(Data items)
********************

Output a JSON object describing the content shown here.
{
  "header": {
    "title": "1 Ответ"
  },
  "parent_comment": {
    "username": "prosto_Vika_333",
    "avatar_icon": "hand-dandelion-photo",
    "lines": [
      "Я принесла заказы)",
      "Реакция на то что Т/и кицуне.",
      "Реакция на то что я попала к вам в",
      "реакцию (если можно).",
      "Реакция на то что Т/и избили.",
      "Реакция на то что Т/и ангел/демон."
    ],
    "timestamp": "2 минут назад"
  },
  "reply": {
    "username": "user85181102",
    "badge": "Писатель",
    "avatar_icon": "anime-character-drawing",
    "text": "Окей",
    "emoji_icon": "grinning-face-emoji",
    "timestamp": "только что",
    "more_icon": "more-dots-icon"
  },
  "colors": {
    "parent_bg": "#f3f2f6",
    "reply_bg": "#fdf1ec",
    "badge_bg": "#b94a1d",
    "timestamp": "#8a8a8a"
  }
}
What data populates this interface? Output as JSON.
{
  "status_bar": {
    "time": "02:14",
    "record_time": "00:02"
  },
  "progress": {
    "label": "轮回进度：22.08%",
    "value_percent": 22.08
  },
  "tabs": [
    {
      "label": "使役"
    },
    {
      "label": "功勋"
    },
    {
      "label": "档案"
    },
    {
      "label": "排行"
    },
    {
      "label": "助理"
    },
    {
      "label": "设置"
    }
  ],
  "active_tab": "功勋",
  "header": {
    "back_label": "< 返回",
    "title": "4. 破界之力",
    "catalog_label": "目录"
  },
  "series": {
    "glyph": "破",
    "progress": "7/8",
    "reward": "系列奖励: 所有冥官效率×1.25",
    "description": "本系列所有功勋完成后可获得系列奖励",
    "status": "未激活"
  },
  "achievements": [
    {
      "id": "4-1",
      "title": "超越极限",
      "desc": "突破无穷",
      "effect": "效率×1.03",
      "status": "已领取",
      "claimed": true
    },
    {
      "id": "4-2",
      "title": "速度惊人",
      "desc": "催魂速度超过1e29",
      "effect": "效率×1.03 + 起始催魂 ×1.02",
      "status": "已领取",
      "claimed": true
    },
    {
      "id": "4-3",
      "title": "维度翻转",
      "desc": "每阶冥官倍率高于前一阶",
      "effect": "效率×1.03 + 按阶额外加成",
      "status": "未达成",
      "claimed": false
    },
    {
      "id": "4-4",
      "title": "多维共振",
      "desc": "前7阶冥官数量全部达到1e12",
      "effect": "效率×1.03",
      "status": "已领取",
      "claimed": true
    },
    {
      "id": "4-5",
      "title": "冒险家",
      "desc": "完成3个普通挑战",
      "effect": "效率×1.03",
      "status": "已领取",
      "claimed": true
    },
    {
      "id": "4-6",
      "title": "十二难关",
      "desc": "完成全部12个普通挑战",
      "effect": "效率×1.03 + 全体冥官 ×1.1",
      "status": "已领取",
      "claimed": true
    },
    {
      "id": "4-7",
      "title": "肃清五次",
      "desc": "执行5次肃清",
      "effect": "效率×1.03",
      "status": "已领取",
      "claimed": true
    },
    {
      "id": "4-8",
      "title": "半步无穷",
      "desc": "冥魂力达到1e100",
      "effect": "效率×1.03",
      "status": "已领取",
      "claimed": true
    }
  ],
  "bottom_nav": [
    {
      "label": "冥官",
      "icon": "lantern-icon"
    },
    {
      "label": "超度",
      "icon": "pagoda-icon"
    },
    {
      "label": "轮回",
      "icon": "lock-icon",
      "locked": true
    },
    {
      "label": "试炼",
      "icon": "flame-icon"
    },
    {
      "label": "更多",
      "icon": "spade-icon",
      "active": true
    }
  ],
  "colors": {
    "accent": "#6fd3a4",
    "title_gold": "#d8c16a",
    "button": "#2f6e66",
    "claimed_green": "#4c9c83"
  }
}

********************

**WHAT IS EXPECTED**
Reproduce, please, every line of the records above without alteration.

**OUTPUT OF THE TASK**
Output a JSON object describing the content shown here.
{
  "header": {
    "title": "1 Ответ"
  },
  "parent_comment": {
    "username": "prosto_Vika_333",
    "avatar_icon": "hand-dandelion-photo",
    "lines": [
      "Я принесла заказы)",
      "Реакция на то что Т/и кицуне.",
      "Реакция на то что я попала к вам в",
      "реакцию (если можно).",
      "Реакция на то что Т/и избили.",
      "Реакция на то что Т/и ангел/демон."
    ],
    "timestamp": "2 минут назад"
  },
  "reply": {
    "username": "user85181102",
    "badge": "Писатель",
    "avatar_icon": "anime-character-drawing",
    "text": "Окей",
    "emoji_icon": "grinning-face-emoji",
    "timestamp": "только что",
    "more_icon": "more-dots-icon"
  },
  "colors": {
    "parent_bg": "#f3f2f6",
    "reply_bg": "#fdf1ec",
    "badge_bg": "#b94a1d",
    "timestamp": "#8a8a8a"
  }
}
What data populates this interface? Output as JSON.
{
  "status_bar": {
    "time": "02:14",
    "record_time": "00:02"
  },
  "progress": {
    "label": "轮回进度：22.08%",
    "value_percent": 22.08
  },
  "tabs": [
    {
      "label": "使役"
    },
    {
      "label": "功勋"
    },
    {
      "label": "档案"
    },
    {
      "label": "排行"
    },
    {
      "label": "助理"
    },
    {
      "label": "设置"
    }
  ],
  "active_tab": "功勋",
  "header": {
    "back_label": "< 返回",
    "title": "4. 破界之力",
    "catalog_label": "目录"
  },
  "series": {
    "glyph": "破",
    "progress": "7/8",
    "reward": "系列奖励: 所有冥官效率×1.25",
    "description": "本系列所有功勋完成后可获得系列奖励",
    "status": "未激活"
  },
  "achievements": [
    {
      "id": "4-1",
      "title": "超越极限",
      "desc": "突破无穷",
      "effect": "效率×1.03",
      "status": "已领取",
      "claimed": true
    },
    {
      "id": "4-2",
      "title": "速度惊人",
      "desc": "催魂速度超过1e29",
      "effect": "效率×1.03 + 起始催魂 ×1.02",
      "status": "已领取",
      "claimed": true
    },
    {
      "id": "4-3",
      "title": "维度翻转",
      "desc": "每阶冥官倍率高于前一阶",
      "effect": "效率×1.03 + 按阶额外加成",
      "status": "未达成",
      "claimed": false
    },
    {
      "id": "4-4",
      "title": "多维共振",
      "desc": "前7阶冥官数量全部达到1e12",
      "effect": "效率×1.03",
      "status": "已领取",
      "claimed": true
    },
    {
      "id": "4-5",
      "title": "冒险家",
      "desc": "完成3个普通挑战",
      "effect": "效率×1.03",
      "status": "已领取",
      "claimed": true
    },
    {
      "id": "4-6",
      "title": "十二难关",
      "desc": "完成全部12个普通挑战",
      "effect": "效率×1.03 + 全体冥官 ×1.1",
      "status": "已领取",
      "claimed": true
    },
    {
      "id": "4-7",
      "title": "肃清五次",
      "desc": "执行5次肃清",
      "effect": "效率×1.03",
      "status": "已领取",
      "claimed": true
    },
    {
      "id": "4-8",
      "title": "半步无穷",
      "desc": "冥魂力达到1e100",
      "effect": "效率×1.03",
      "status": "已领取",
      "claimed": true
    }
  ],
  "bottom_nav": [
    {
      "label": "冥官",
      "icon": "lantern-icon"
    },
    {
      "label": "超度",
      "icon": "pagoda-icon"
    },
    {
      "label": "轮回",
      "icon": "lock-icon",
      "locked": true
    },
    {
      "label": "试炼",
      "icon": "flame-icon"
    },
    {
      "label": "更多",
      "icon": "spade-icon",
      "active": true
    }
  ],
  "colors": {
    "accent": "#6fd3a4",
    "title_gold": "#d8c16a",
    "button": "#2f6e66",
    "claimed_green": "#4c9c83"
  }
}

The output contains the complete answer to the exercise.